3. There is the issue of what Mr. Scalfari claims Pope Francis said. As Scalfari represents things, Pope Francis affirmed a kind of annihilationism, which is the idea that damned persons simply cease to exist. Groups such as Seventh Day Adventists and Jehovah’s Witnesses, as well as some liberal Christian theologians, have affirmed annihilationism. In a loose sense annihilation might be regarded as a sort of damnation—an eternal consequence of an evil life. But annihilationism is a doctrine substantially different from hell as the Catholic Church and most other Christian churches have traditionally understood it.
4. There is the distinction between things a pope might say to others in private conversations and official teaching acts of the pope. While we have no significant reason to suppose Pope Francis said something in private to Mr. Scalfari that contradicts what the Pope has publicly taught, it is the public teaching that represents his office, not whatever opinions he might privately share.
5. Although the Vatican’s statement implicitly warns against relying on the Scalfari account, it doesn’t state what, in fact, Pope Francis said to Scalfari. Given the circumstances of the conversation and multiple past incidents of Mr. Scalfari’s inaccurate reporting on conversations with the Holy Father, and Pope Francis’ teaching elsewhere affirming the doctrine of hell, it seems unlikely that Pope Francis said something substantially different to Mr. Scalfari from what the Church teaches. In other words, it is unlikely Pope Francis affirmed annihilationism. But the Vatican statement doesn’t pursue the matter. It should have spelled things out.
6. There is the issue of whether Mr. Scalfari should have been permitted to discuss substantial issues with Pope Francis without the clear indication that any comments in this “non-interview,” personal conversation were “off the record” and “not for publication.” It’s one thing for the Holy Father to engage in a private dialogue with someone; it’s another thing to do so when the person in question publicizes the content of the dialogue or what he takes to be its content. Given Mr. Scalfari’s track record and note-free method of recounting conversations or interviews, it’s hard to understand why the conversation occurred as it did. The decision to allow the conversation seems imprudent, at best; the resulting controversy, predictable and avoidable. If there are reasons to think otherwise, they haven’t been communicated.

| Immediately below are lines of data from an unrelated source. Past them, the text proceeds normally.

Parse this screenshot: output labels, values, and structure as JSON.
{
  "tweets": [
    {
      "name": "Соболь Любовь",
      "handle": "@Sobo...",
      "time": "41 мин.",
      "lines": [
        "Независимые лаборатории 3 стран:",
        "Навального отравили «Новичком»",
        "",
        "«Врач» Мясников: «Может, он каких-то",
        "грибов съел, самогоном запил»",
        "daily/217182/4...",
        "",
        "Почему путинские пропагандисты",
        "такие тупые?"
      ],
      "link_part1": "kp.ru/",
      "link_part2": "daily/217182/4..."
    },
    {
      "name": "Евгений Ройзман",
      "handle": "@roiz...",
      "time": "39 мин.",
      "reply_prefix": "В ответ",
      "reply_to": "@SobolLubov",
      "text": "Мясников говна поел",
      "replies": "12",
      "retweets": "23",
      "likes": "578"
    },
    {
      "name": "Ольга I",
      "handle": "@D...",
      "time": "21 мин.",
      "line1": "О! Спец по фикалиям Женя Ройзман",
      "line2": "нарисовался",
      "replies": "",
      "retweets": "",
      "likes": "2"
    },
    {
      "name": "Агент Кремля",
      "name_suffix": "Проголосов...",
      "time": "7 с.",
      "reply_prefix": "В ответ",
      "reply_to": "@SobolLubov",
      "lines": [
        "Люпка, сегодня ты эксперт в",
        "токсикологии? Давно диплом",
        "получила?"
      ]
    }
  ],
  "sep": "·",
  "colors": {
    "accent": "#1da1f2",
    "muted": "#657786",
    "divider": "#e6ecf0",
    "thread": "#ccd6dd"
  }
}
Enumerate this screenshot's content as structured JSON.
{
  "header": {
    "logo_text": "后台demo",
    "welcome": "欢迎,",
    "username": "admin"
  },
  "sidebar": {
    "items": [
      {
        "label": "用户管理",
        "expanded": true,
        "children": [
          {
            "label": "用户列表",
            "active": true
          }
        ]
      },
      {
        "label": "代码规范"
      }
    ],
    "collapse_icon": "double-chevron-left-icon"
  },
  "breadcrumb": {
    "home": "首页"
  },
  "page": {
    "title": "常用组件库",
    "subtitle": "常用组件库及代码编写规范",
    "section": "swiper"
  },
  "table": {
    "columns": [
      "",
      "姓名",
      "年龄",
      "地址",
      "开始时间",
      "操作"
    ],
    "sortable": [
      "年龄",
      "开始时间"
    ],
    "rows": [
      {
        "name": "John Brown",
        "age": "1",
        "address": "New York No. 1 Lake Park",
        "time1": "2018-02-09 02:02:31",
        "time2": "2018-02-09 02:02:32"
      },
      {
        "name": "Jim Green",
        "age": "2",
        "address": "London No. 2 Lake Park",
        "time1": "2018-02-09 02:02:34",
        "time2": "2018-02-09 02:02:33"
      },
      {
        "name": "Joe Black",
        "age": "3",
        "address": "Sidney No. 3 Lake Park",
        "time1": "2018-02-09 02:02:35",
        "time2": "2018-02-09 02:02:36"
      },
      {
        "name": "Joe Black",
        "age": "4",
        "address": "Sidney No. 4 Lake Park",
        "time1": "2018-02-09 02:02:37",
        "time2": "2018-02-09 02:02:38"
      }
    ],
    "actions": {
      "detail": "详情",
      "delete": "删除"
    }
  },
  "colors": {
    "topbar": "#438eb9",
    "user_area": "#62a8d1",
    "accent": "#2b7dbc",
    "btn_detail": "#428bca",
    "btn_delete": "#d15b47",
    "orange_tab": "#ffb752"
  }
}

7. There is the distinction between a bad thing in itself and good that can be brought from it. Misrepresenting Pope Francis’ teaching (and the Catholic Church’s teaching, which is also Jesus’ teaching) is a bad thing in itself. It should not happen. I know from personal experience that many people have been confused and even misled by Scalfari’s reporting on this important topic. At the same time, some folks have pointed to the silver lining of the Church and others now being in a position to explain the truth about hell and how media so often get it wrong when it comes to reporting on Catholic teaching. That is all true enough. But it says nothing about the prudence of the conversation in the first place, nor about the damage done to those who don’t happen to come across the rebuttal explanation. God can bring good out of bad situations, but this doesn’t mean we should set about creating bad situations in order for God to bring about good out of them.
Let’s hope the lesson regarding Mr Scalfari has finally been learned so we don’t see further international headlines recounting this or that alleged contradiction by Pope Francis of some basic Christian tenet. It’s commendable that the Holy Father talks with Scalfari. Surely, though, there is a way he can do so without the resulting misinformation we have thus far seen. After all, more souls than Mr. Scalfari’s soul are at stake.